This past Sunday was the Brooklyn Book Festival, an annual gathering of book publishers and authors held at Brooklyn Borough Hall. Out of all the events taking place on this rainy Sunday, one stood out as a panel of interest for us, “The International Graphic Novel: Drawing from Life.”
The panel consisted of (left to right) Jessica Abel (La Perdida), Matt Madden (Drawing Words and Writing Pictures), Josh Neufeld (A.D.), and Nick Abadzis (Laika); we arrived at the festival in time to catch the last half-hour of the panel. Matt Madden was listed as moderator, but they appear to have chosen to let the conversation flow free-form instead. This may have been a mistake, as the panel wound up bringing up opinions on manga and fiction comics that may have come off differently than they intended. When asked about manga and whether or not it influenced any of their works, the panel as a whole decided to classify manga as a separate, though parallel medium to American comics. Bringing my own opinion into the matter, I think this is a very narrow way of looking at manga. There are tons of manga in Japan, many of which are based on nonfiction events or an author’s life story. Similarly, art styles vary depending on the story; not every manga is going to have big eyes and round heads. The only thing that makes manga different from American comics is that it is Japanese, and American comics are American. If we were to go along with this line of thinking, European comics would be separate but parallel as well, even if they do share similar references and style to what we have here. And yes, manga is usually presented in chapters in magazines before being collected in bigger volumes at a later date, but that is a distribution decision more than a style choice.

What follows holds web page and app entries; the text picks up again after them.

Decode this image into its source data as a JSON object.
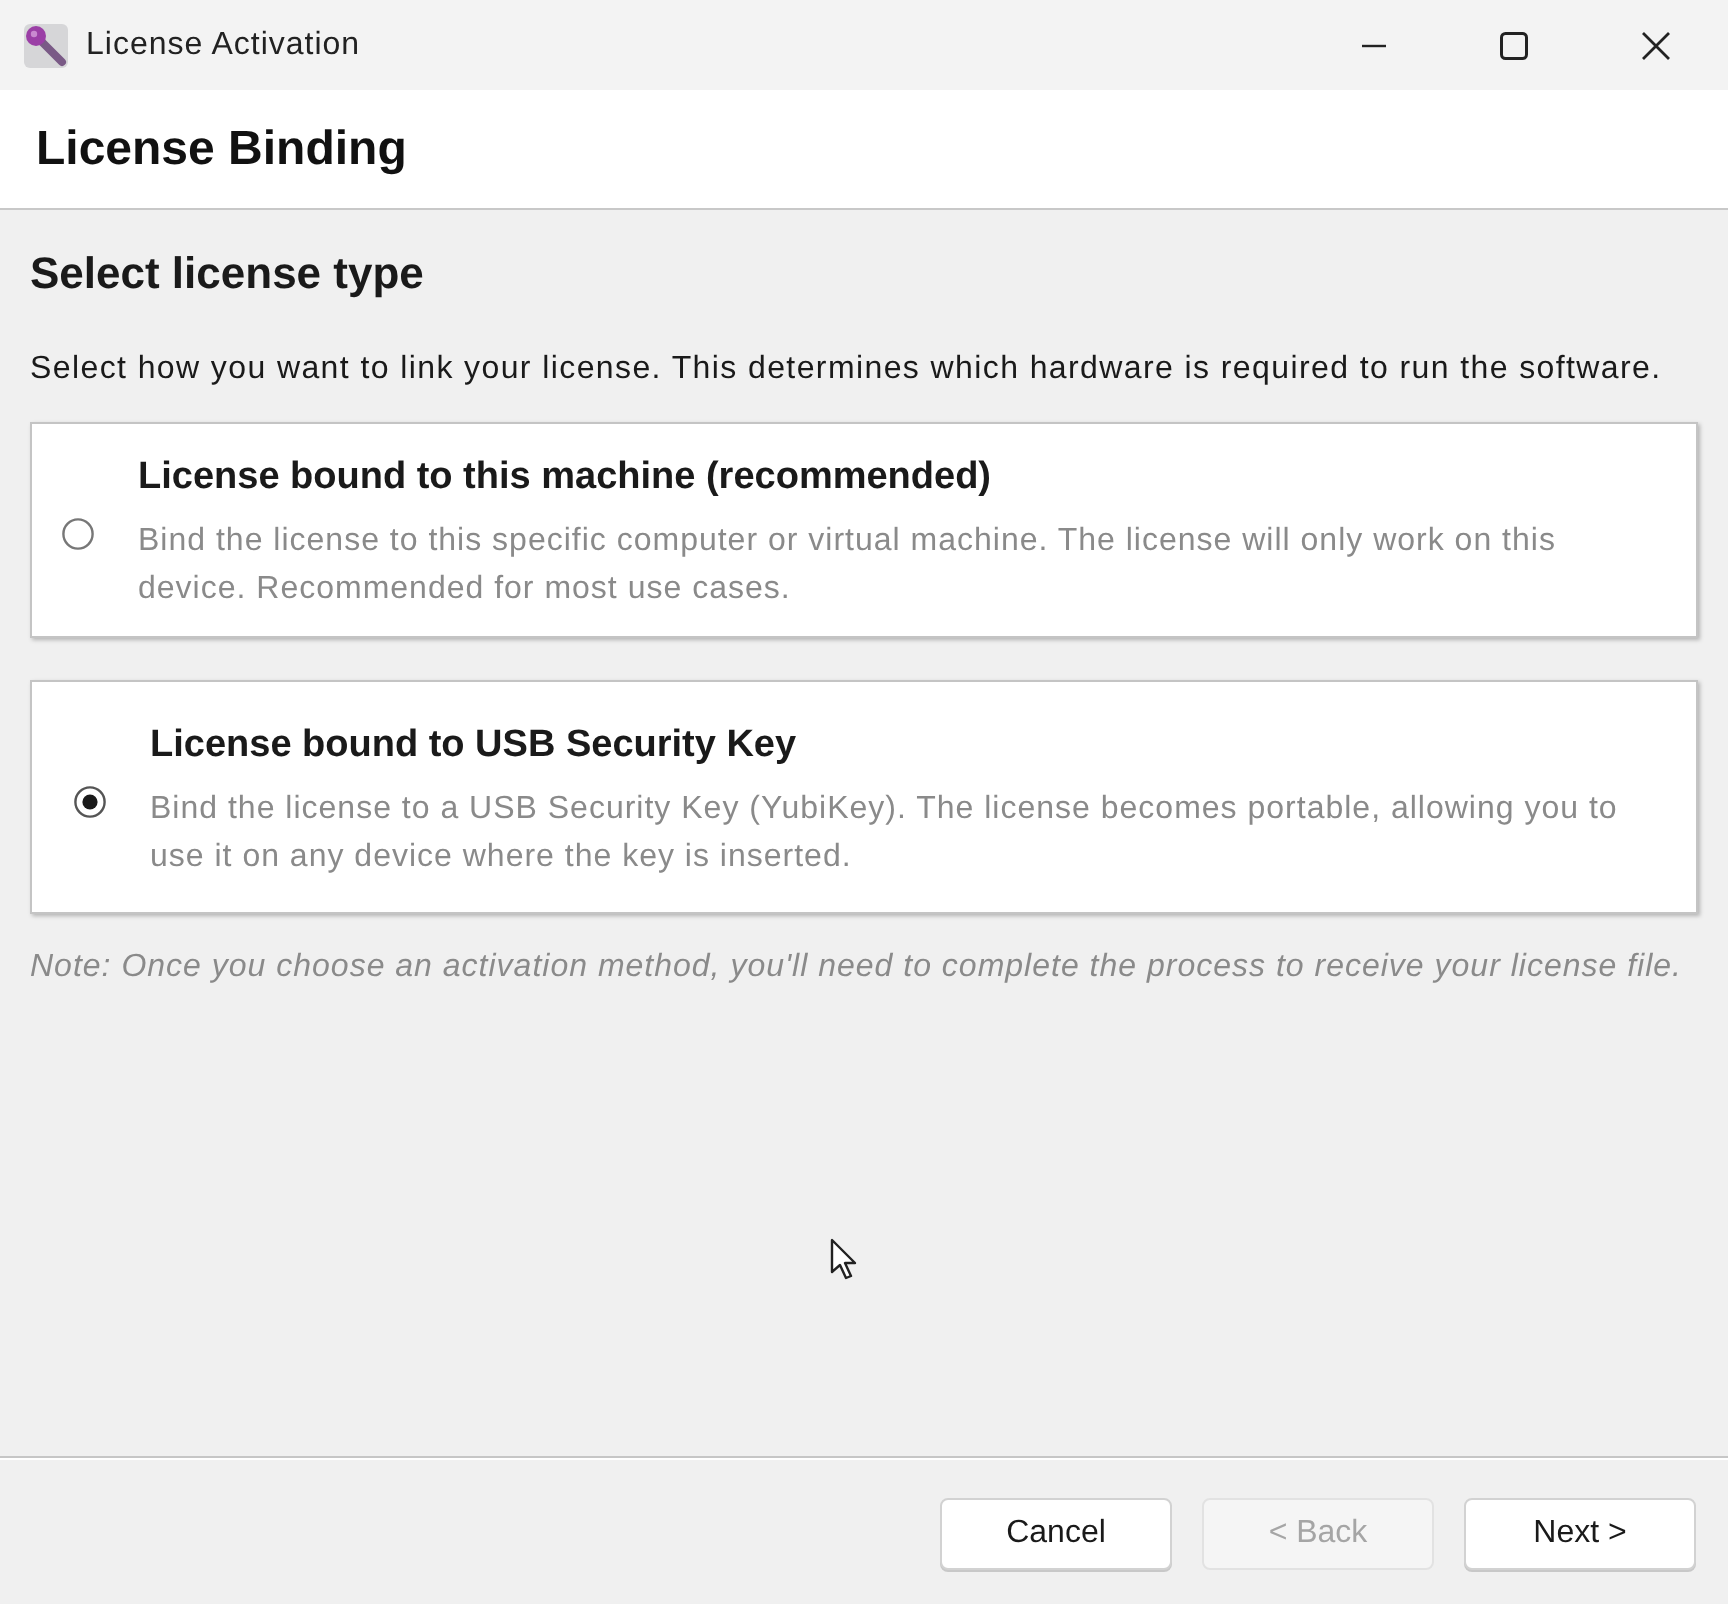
{
  "window": {
    "title": "License Activation"
  },
  "header": {
    "title": "License Binding"
  },
  "section": {
    "heading": "Select license type",
    "description": "Select how you want to link your license. This determines which hardware is required to run the software."
  },
  "options": [
    {
      "title": "License bound to this machine (recommended)",
      "description": "Bind the license to this specific computer or virtual machine. The license will only work on this device. Recommended for most use cases.",
      "selected": false
    },
    {
      "title": "License bound to USB Security Key",
      "description": "Bind the license to a USB Security Key (YubiKey). The license becomes portable, allowing you to use it on any device where the key is inserted.",
      "selected": true
    }
  ],
  "note": "Note: Once you choose an activation method, you'll need to complete the process to receive your license file.",
  "buttons": [
    {
      "label": "Cancel",
      "disabled": false
    },
    {
      "label": "< Back",
      "disabled": true
    },
    {
      "label": "Next >",
      "disabled": false
    }
  ]
}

Then, there were Josh’s comments about fiction comics. When asked if any of the panel had a desire to do fiction comics, he replied that his imagination doesn’t really mesh with the ability to dream up the kind of science fiction you find in fiction comics. Yet again, genres are ignored here, accidentally or not. Romance comics have been published for years, most of which without any science fiction elements. Crime comics are the same as reading a good Sherlock Holmes novel, only there happens to be art to engage you along with the words. Workplace comedies, slice-of-life books; the list goes on. To group fiction comics simply as the realm of superheroes and science fiction is narrow and belittling. Would Josh be upset if his nonfiction books were to be written off as for children because they are comics? I assume he would be.
As a concession, it is very possible that due to the weather conditions and my overall mood at the time, I took these responses to mean a lot more than they were intended to be. Still, I feel that a panel of creators might want to choose their words a bit better in the future, to avoid any difficulties.